**WHAT THE TASK REQUIRES:**
When a line in the entries contains the word "immediately", copy that line in full.

------ DATASET EXCERPTS

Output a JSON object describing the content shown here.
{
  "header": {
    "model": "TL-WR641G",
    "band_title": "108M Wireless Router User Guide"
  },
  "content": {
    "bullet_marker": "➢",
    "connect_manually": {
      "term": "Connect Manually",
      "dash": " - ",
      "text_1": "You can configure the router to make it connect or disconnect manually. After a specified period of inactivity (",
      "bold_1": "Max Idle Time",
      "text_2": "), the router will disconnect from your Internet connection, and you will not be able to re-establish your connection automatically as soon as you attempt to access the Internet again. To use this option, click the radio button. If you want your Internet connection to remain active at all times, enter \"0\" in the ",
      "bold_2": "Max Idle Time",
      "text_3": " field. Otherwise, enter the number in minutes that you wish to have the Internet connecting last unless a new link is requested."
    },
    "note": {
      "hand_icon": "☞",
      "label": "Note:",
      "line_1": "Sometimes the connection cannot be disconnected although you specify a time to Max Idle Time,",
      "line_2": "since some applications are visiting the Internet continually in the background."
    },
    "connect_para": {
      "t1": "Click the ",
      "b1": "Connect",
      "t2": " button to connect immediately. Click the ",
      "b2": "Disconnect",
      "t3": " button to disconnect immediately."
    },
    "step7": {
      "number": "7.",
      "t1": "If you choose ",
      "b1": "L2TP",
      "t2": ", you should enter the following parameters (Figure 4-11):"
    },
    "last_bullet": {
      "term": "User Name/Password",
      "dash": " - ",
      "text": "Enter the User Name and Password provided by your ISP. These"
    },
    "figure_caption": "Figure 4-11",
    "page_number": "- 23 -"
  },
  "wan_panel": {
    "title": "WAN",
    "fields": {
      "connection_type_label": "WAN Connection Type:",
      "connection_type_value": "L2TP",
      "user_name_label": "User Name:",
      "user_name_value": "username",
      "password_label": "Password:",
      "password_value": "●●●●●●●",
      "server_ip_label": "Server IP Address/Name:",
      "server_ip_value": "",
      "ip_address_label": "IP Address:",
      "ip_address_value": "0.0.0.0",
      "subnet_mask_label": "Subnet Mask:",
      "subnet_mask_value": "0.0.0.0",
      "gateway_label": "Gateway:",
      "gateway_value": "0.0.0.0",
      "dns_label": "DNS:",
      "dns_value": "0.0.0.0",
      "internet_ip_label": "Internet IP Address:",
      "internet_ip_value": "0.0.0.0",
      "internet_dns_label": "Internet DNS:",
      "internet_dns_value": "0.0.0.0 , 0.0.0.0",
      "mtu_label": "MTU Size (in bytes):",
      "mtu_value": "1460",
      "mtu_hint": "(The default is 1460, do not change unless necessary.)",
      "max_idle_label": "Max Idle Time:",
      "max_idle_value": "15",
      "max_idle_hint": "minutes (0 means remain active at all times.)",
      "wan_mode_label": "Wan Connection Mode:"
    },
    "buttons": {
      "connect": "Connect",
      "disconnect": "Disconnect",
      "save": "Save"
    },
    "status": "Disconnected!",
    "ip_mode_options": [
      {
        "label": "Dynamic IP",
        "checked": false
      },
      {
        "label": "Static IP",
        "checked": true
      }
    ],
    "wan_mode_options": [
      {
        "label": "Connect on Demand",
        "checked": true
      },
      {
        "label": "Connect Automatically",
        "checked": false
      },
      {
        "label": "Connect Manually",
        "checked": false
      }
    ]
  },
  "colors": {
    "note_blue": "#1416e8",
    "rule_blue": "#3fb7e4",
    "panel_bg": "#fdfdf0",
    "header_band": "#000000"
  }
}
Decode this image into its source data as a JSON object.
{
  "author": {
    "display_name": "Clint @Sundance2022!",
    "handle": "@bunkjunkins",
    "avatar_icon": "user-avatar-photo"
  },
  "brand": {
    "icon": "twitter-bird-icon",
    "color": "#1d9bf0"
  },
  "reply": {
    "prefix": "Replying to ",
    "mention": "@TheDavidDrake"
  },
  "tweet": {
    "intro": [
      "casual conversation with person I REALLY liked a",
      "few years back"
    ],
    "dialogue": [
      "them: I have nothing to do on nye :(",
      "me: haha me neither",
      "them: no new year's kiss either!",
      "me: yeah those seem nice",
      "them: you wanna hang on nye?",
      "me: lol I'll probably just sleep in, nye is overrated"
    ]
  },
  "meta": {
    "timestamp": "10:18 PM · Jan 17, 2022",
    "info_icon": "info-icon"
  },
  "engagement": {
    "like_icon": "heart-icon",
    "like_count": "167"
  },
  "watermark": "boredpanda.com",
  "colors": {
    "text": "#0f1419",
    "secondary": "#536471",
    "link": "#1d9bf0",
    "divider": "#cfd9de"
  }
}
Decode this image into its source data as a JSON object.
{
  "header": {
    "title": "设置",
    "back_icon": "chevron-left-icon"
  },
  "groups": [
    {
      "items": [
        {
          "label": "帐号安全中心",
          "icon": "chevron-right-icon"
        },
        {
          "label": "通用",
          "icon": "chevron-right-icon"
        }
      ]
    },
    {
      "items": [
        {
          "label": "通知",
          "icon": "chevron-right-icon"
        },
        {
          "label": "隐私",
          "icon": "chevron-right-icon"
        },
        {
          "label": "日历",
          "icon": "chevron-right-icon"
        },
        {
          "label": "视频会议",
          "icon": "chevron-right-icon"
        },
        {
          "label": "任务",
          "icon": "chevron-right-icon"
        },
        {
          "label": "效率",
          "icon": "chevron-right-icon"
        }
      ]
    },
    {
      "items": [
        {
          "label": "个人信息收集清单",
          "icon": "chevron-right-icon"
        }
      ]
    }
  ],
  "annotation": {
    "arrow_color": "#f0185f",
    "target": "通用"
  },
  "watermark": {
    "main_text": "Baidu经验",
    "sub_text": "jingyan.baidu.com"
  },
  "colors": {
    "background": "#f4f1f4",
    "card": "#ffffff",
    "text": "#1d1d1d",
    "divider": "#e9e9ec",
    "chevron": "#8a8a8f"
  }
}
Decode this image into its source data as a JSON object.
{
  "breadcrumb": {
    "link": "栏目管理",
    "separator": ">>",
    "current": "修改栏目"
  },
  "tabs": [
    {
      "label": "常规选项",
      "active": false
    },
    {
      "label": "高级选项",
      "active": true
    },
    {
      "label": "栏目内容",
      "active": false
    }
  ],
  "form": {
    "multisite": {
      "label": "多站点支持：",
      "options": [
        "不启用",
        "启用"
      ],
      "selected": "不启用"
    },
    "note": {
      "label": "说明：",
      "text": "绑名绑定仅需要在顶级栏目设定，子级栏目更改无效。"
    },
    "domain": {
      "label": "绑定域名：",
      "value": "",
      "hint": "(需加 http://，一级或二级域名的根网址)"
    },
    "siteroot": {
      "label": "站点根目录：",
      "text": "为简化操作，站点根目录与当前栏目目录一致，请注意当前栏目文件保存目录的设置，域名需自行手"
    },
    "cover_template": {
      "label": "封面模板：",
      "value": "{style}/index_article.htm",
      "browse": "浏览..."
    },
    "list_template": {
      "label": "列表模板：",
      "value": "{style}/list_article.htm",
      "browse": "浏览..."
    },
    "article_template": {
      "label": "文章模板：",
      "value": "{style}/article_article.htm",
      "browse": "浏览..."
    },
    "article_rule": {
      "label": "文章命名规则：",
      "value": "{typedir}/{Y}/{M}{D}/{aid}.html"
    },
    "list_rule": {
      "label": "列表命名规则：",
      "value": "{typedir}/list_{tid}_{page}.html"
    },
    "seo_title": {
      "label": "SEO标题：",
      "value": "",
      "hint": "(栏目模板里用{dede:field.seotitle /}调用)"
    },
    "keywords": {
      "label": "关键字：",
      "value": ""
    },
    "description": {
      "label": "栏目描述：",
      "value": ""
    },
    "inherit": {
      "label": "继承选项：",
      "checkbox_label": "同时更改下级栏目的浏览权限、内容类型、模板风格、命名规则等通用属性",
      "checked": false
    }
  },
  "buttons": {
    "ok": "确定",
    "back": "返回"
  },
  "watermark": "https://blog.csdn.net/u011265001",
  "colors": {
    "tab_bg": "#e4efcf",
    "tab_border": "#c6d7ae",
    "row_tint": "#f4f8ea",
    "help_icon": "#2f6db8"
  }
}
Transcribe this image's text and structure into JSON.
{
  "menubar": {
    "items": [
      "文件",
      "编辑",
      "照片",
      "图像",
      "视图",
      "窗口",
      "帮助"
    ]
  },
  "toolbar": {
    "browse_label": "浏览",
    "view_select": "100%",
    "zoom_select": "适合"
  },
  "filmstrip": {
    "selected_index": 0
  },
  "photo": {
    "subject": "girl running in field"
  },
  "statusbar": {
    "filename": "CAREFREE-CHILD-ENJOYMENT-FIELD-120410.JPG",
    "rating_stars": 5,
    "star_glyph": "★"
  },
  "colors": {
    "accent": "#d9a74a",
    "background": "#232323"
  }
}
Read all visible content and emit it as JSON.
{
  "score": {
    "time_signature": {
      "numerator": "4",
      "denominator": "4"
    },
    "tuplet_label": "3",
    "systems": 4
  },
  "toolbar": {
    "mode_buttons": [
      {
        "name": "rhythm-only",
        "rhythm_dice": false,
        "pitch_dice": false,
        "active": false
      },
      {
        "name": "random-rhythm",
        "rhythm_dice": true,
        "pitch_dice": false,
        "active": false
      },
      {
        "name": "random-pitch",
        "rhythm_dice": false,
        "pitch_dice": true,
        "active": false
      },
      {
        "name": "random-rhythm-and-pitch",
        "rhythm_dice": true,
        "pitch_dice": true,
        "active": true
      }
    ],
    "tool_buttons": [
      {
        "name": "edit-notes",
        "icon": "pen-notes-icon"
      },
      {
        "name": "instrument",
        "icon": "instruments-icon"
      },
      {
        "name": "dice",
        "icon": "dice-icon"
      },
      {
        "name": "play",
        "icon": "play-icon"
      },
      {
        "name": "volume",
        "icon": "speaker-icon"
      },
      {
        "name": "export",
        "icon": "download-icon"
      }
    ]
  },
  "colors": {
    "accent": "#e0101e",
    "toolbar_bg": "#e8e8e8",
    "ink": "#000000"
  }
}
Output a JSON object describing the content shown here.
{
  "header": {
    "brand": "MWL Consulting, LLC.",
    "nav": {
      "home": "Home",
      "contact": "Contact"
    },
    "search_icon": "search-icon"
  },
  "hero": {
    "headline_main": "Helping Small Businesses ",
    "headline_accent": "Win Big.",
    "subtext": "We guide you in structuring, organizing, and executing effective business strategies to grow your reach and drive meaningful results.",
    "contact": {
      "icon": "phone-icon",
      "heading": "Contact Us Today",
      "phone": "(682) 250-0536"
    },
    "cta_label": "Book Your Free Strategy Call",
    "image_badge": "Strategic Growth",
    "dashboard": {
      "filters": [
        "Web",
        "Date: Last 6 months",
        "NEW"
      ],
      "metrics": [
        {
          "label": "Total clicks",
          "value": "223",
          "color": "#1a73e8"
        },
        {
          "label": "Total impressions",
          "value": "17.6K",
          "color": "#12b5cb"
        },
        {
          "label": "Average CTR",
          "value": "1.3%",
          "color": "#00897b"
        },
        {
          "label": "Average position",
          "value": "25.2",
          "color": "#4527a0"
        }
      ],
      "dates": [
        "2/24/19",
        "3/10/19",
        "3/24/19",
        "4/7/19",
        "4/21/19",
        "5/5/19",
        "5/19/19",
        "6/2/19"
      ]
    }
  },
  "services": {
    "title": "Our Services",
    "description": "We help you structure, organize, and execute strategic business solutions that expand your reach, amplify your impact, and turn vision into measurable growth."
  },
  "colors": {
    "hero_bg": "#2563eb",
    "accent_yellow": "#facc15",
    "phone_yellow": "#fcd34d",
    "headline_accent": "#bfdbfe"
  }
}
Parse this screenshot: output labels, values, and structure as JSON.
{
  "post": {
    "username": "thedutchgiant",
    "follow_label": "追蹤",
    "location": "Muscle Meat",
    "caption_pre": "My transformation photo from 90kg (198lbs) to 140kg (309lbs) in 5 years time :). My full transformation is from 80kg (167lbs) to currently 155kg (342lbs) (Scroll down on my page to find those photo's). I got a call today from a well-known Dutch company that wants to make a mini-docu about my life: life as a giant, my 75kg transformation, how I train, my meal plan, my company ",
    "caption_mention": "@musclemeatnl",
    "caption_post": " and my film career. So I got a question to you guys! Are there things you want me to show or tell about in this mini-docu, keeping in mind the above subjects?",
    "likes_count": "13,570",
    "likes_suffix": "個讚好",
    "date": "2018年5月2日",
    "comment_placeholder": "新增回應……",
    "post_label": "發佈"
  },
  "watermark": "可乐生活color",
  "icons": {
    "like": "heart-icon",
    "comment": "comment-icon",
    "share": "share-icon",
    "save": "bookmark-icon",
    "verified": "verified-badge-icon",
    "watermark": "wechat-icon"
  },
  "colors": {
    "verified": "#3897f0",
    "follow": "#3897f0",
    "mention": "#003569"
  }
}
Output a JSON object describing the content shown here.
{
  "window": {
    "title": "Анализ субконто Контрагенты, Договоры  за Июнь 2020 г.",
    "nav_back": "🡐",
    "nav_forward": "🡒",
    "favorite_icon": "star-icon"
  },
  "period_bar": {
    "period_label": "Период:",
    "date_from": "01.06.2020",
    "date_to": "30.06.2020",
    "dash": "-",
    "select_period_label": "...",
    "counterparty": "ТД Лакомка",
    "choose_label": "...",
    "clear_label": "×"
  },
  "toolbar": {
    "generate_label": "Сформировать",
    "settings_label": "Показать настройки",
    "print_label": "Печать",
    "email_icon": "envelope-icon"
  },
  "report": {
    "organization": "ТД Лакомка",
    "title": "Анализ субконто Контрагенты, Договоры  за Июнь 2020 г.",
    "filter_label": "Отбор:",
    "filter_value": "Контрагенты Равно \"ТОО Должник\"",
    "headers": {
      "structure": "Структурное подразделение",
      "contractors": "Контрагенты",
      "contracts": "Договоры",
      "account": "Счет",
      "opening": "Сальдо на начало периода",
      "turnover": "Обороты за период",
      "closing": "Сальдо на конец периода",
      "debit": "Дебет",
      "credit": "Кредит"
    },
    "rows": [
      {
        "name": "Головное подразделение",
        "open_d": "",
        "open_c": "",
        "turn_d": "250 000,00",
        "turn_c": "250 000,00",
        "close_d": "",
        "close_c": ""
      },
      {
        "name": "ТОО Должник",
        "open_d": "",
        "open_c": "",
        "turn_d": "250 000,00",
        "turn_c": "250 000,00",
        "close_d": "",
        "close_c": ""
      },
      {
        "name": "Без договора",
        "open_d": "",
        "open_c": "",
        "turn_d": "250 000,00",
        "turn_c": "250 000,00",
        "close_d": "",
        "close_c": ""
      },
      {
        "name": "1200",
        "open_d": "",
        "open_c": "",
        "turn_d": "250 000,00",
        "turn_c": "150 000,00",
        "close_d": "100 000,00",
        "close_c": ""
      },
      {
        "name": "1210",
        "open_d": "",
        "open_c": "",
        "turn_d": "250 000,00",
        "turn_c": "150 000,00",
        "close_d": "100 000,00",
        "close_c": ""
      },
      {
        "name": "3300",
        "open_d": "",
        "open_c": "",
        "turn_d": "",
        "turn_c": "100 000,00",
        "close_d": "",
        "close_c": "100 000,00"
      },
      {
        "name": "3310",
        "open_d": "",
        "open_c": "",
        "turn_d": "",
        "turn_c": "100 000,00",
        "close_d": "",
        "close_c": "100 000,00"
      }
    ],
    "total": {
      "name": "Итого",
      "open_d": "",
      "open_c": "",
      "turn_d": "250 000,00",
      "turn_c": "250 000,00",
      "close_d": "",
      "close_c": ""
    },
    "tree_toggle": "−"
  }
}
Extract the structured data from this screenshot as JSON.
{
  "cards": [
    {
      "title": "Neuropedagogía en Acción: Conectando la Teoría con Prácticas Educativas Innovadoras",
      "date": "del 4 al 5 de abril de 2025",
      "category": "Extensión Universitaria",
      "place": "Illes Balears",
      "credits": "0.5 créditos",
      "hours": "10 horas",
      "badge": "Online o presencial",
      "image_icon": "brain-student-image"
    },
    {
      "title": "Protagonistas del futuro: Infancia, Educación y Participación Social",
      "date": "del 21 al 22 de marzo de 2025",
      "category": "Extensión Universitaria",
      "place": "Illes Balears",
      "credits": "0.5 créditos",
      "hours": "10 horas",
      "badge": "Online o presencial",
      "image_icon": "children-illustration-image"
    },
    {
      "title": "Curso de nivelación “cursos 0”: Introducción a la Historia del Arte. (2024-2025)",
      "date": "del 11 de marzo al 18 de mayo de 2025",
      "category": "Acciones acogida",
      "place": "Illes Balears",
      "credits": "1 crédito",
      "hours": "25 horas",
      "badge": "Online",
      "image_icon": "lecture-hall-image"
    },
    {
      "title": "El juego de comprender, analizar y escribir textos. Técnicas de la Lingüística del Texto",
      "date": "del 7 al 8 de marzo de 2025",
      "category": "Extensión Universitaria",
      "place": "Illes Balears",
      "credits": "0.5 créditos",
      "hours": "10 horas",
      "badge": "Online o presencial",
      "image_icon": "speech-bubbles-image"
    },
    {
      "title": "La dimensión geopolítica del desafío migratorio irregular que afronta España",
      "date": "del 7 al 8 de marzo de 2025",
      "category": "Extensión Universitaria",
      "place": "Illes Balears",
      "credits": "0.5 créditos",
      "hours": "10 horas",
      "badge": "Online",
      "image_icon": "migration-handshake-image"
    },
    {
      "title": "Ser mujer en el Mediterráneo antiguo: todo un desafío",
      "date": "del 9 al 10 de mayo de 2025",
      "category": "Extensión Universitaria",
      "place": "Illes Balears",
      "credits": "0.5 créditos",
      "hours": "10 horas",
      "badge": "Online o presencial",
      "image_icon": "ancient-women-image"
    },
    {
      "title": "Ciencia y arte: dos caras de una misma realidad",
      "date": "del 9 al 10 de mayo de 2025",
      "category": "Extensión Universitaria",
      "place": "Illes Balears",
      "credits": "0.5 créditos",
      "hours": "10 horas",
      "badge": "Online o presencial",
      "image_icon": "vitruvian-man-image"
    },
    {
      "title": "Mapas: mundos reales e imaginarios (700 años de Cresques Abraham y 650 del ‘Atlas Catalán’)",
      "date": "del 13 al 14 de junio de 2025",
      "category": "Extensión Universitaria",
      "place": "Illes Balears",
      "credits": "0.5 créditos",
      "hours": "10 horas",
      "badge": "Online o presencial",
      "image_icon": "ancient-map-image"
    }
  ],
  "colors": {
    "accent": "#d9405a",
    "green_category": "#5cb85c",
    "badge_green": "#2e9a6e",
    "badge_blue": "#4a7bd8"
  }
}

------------

**RESPONSE TO THIS EXERCISE:**
      "t2": " button to connect immediately. Click the ",
      "t3": " button to disconnect immediately."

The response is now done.